(Source data Opens)

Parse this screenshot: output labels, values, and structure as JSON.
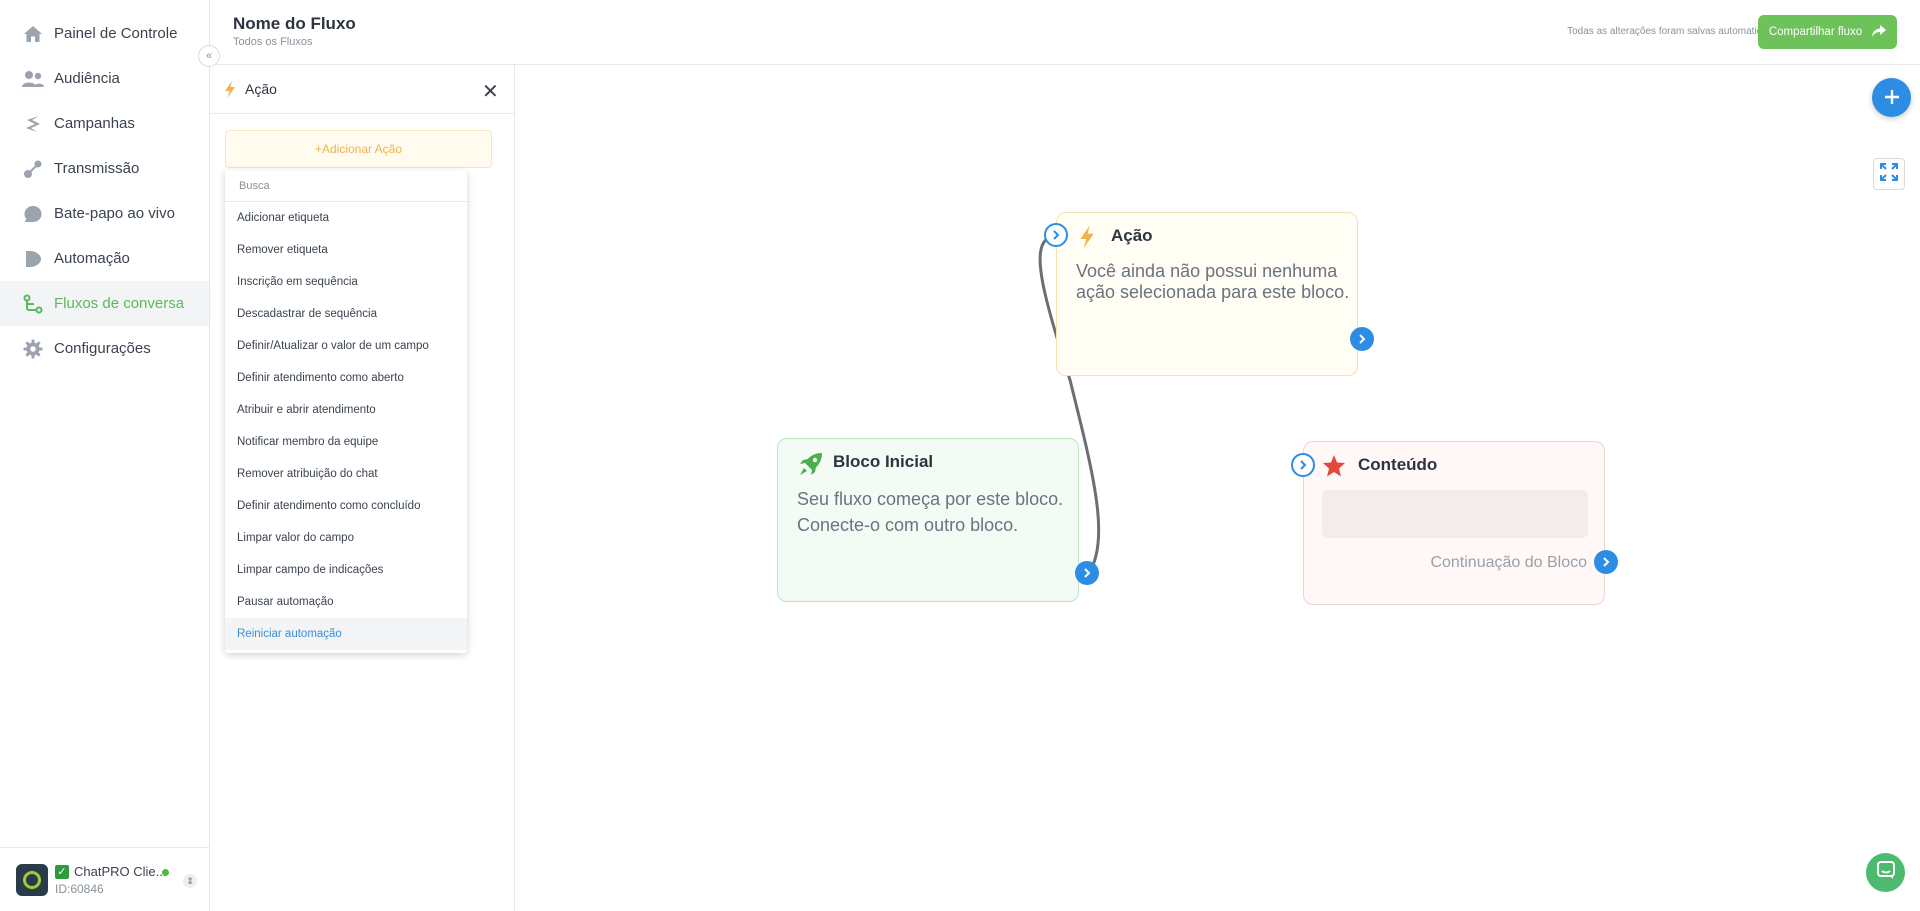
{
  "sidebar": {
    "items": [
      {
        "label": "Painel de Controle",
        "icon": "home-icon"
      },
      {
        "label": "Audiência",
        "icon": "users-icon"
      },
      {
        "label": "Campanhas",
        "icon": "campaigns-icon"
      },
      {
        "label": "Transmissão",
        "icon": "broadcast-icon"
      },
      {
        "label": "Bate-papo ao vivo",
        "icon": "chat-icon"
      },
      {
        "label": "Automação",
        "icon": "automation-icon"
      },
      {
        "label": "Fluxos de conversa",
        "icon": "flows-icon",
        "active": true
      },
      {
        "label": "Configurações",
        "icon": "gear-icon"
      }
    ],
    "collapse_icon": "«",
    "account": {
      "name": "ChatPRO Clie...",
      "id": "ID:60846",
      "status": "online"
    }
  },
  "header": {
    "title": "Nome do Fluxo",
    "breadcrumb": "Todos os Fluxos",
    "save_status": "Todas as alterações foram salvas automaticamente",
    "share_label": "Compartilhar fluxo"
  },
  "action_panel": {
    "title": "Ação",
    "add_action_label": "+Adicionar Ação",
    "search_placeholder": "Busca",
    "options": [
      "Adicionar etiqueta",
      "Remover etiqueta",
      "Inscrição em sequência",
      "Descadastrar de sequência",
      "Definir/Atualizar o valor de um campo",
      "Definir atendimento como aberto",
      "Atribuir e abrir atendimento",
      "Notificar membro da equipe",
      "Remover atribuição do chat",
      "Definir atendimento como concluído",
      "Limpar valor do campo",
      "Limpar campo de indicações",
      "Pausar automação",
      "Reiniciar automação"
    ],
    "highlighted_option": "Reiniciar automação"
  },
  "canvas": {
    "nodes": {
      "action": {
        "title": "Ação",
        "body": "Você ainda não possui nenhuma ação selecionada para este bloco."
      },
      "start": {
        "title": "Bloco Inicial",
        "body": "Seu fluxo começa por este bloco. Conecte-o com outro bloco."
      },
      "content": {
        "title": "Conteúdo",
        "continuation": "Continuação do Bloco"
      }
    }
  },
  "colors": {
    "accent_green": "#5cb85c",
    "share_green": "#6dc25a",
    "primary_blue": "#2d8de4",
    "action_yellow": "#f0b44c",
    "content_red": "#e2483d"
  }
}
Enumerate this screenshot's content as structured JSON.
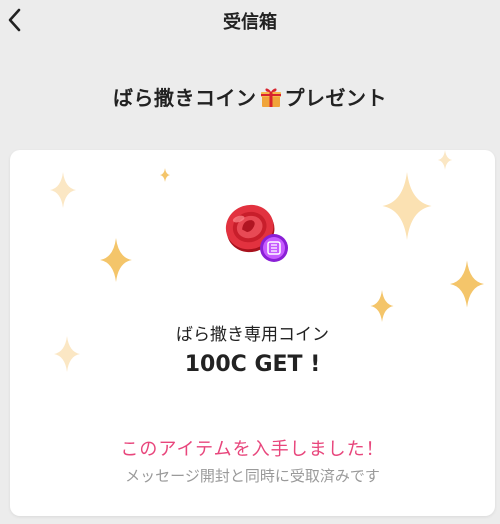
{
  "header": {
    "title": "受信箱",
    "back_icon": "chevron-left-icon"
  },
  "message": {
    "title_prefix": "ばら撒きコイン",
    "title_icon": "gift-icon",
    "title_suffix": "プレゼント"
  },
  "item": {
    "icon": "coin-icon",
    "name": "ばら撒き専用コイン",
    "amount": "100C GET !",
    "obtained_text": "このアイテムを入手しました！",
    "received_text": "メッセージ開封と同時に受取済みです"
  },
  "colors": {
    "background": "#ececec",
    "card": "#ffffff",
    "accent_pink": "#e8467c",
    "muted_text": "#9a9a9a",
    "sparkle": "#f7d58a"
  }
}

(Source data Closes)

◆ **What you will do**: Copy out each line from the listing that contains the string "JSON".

◆ **Answer box**:
Parse this screenshot: output labels, values, and structure as JSON.
Enumerate this screenshot's content as structured JSON.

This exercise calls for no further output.